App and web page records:
[Start of Attachment]

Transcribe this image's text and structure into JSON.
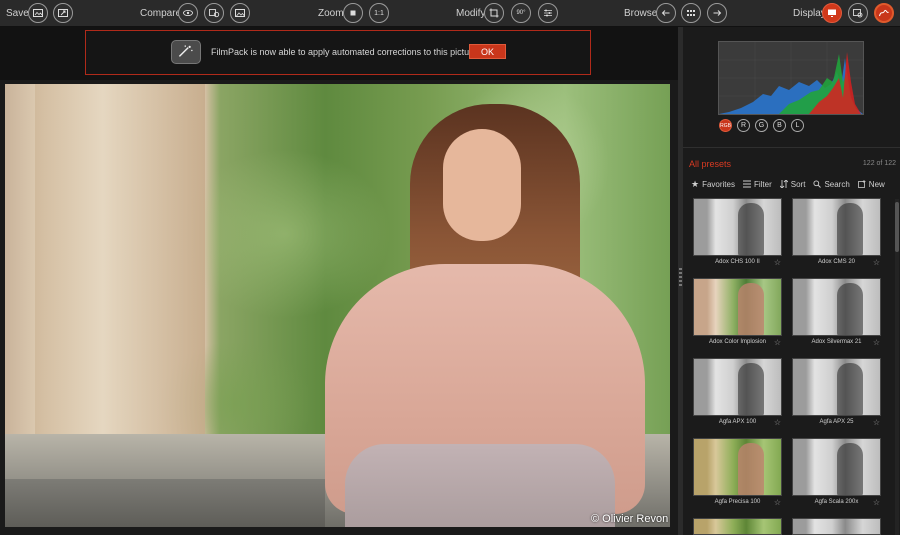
{
  "toolbar": {
    "save_label": "Save",
    "compare_label": "Compare",
    "zoom_label": "Zoom",
    "zoom_ratio": "1:1",
    "modify_label": "Modify",
    "rotate_label": "90°",
    "browse_label": "Browse",
    "display_label": "Display"
  },
  "notification": {
    "message": "FilmPack is now able to apply automated corrections to this picture.",
    "ok_label": "OK"
  },
  "photo": {
    "credit": "© Olivier Revon"
  },
  "histogram": {
    "channels": [
      "RGB",
      "R",
      "G",
      "B",
      "L"
    ],
    "active_channel": "RGB"
  },
  "presets": {
    "title": "All presets",
    "count": "122 of 122",
    "toolbar": {
      "favorites": "Favorites",
      "filter": "Filter",
      "sort": "Sort",
      "search": "Search",
      "new": "New"
    },
    "items": [
      {
        "name": "Adox CHS 100 II",
        "style": "bw"
      },
      {
        "name": "Adox CMS 20",
        "style": "bw"
      },
      {
        "name": "Adox Color Implosion",
        "style": "color1"
      },
      {
        "name": "Adox Silvermax 21",
        "style": "bw"
      },
      {
        "name": "Agfa APX 100",
        "style": "bw"
      },
      {
        "name": "Agfa APX 25",
        "style": "bw"
      },
      {
        "name": "Agfa Precisa 100",
        "style": "color2"
      },
      {
        "name": "Agfa Scala 200x",
        "style": "bw"
      }
    ]
  },
  "colors": {
    "accent": "#c9361b",
    "panel_bg": "#1b1b1b",
    "toolbar_bg": "#2a2a2a"
  }
}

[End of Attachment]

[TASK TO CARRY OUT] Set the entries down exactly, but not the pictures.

[SOLUTION TO THIS EXERCISE]
Transcribe this image's text and structure into JSON.
{
  "toolbar": {
    "save_label": "Save",
    "compare_label": "Compare",
    "zoom_label": "Zoom",
    "zoom_ratio": "1:1",
    "modify_label": "Modify",
    "rotate_label": "90°",
    "browse_label": "Browse",
    "display_label": "Display"
  },
  "notification": {
    "message": "FilmPack is now able to apply automated corrections to this picture.",
    "ok_label": "OK"
  },
  "photo": {
    "credit": "© Olivier Revon"
  },
  "histogram": {
    "channels": [
      "RGB",
      "R",
      "G",
      "B",
      "L"
    ],
    "active_channel": "RGB"
  },
  "presets": {
    "title": "All presets",
    "count": "122 of 122",
    "toolbar": {
      "favorites": "Favorites",
      "filter": "Filter",
      "sort": "Sort",
      "search": "Search",
      "new": "New"
    },
    "items": [
      {
        "name": "Adox CHS 100 II",
        "style": "bw"
      },
      {
        "name": "Adox CMS 20",
        "style": "bw"
      },
      {
        "name": "Adox Color Implosion",
        "style": "color1"
      },
      {
        "name": "Adox Silvermax 21",
        "style": "bw"
      },
      {
        "name": "Agfa APX 100",
        "style": "bw"
      },
      {
        "name": "Agfa APX 25",
        "style": "bw"
      },
      {
        "name": "Agfa Precisa 100",
        "style": "color2"
      },
      {
        "name": "Agfa Scala 200x",
        "style": "bw"
      }
    ]
  },
  "colors": {
    "accent": "#c9361b",
    "panel_bg": "#1b1b1b",
    "toolbar_bg": "#2a2a2a"
  }
}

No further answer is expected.